U.S. Senator Roger Wicker attended a hearing of the Senate Subcommittee on Oceans, Atmosphere, Fisheries, and Coast Guard to examine the impacts of crime and other conflicts in global fisheries.
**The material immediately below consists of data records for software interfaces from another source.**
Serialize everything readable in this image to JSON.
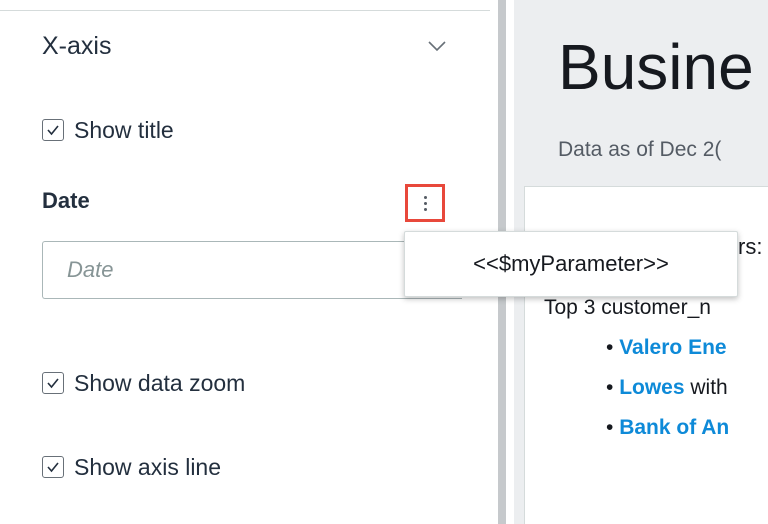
{
  "left_panel": {
    "section_title": "X-axis",
    "show_title_label": "Show title",
    "field_label": "Date",
    "date_input": {
      "value": "",
      "placeholder": "Date"
    },
    "show_data_zoom_label": "Show data zoom",
    "show_axis_line_label": "Show axis line",
    "checkboxes": {
      "show_title": true,
      "show_data_zoom": true,
      "show_axis_line": true
    }
  },
  "dropdown": {
    "items": [
      "<<$myParameter>>"
    ]
  },
  "right_panel": {
    "title": "Busine",
    "subtitle": "Data as of Dec 2(",
    "fragment": "rs:",
    "top_line": "Top 3 customer_n",
    "bullets": [
      {
        "link": "Valero Ene",
        "rest": ""
      },
      {
        "link": "Lowes",
        "rest": " with"
      },
      {
        "link": "Bank of An",
        "rest": ""
      }
    ]
  },
  "colors": {
    "highlight_border": "#e8483b",
    "link": "#0e8ad8",
    "right_background": "#eceef0"
  }
}
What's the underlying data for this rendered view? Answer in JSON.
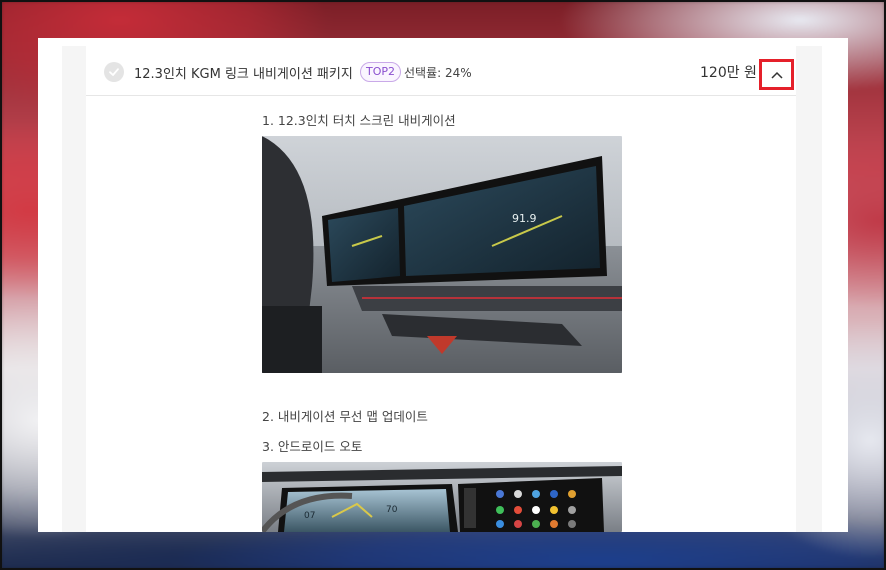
{
  "option": {
    "title": "12.3인치 KGM 링크 내비게이션 패키지",
    "badge": "TOP2",
    "select_rate": "선택률: 24%",
    "price": "120만 원"
  },
  "features": [
    {
      "label": "1. 12.3인치 터치 스크린 내비게이션"
    },
    {
      "label": "2. 내비게이션 무선 맵 업데이트"
    },
    {
      "label": "3. 안드로이드 오토"
    }
  ],
  "photo1": {
    "speed_readout": "91.9"
  },
  "photo2": {
    "gauge_left": "07",
    "gauge_right": "70"
  },
  "colors": {
    "accent_red": "#e5202a",
    "badge_purple": "#8a4fcf"
  },
  "icons": {
    "check": "check-icon",
    "collapse": "chevron-up-icon"
  }
}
During the meeting, Wicker asked Dr. Paul Doremus of NOAA’s National Marine Fisheries Service to comment on the need for a whole-of-government approach to combat illegal, unreported, and unregulated (IUU) fishing.
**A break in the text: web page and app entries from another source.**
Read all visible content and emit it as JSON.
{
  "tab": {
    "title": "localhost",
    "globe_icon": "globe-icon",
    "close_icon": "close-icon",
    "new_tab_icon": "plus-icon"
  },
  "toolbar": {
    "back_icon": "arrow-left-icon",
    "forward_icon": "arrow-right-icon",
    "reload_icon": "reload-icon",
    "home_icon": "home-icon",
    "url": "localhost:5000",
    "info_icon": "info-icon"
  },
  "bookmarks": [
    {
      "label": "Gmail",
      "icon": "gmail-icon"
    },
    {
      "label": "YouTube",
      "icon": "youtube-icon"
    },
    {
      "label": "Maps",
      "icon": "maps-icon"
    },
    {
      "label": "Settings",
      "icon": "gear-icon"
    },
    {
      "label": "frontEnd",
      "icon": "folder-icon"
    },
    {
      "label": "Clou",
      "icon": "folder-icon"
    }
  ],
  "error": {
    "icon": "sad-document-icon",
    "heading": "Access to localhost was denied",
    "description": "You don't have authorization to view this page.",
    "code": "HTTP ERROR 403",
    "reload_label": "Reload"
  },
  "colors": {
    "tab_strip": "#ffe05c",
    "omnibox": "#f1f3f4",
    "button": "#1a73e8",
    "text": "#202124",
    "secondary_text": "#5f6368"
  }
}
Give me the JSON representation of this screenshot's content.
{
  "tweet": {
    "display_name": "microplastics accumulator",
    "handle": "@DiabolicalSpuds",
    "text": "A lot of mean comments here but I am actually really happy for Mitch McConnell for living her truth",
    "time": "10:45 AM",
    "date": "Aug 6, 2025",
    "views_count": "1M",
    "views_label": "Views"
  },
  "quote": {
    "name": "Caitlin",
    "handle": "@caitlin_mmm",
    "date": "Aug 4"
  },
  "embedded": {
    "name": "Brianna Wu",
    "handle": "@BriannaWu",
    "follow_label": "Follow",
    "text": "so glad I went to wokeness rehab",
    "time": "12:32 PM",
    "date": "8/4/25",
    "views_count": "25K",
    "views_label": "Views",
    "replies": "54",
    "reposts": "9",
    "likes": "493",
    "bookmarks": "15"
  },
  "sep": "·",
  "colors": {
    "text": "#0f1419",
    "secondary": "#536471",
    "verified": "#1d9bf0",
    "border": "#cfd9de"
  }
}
“A whole-of-government approach is an essential ingredient of our ability — long-term — to be able to set and best use the institutional capabilities that we have among the federal government agencies as well as with the regional fishery management organizations and our other government partners around the globe in tackling this problem,” Doremus said.
Wicker introduced bipartisan legislation last month that would urge better interagency collaboration and coordination to address IUU fishing, which produces an estimated tens of billions of dollars annually that can be used to fund illicit activities such as weapons, drugs, and human trafficking.
Wicker also asked Doremus about U.S. efforts to curb the illegal fishing activity of Mexican crew boats called lanchas, which operate in U.S. federal waters off the coast of Texas. Lanchas typically carry drugs up from Mexico into Texas and then fish with large driftnets on the boat ride back to Mexico. The proceeds from their illegal fishing activities supplement ongoing cartel operations.
“We believe we are moving in a very positive direction on this problem,” Doremus said. “It will require a sustained effort by all of us.”
Doremus added that the U.S. government has been working with Mexican officials to develop a plan to halt the illegal fishing of these crews, which can capture up to five times the amount of red snapper allowed to be captured by legal fishermen in Mississippi.
If passed, Senator Wicker’s legislation would establish a sub-working group comprised of the State Department, U.S. Coast Guard, and NOAA to focus on the eradication of illegal fishing activities in the Gulf of Mexico.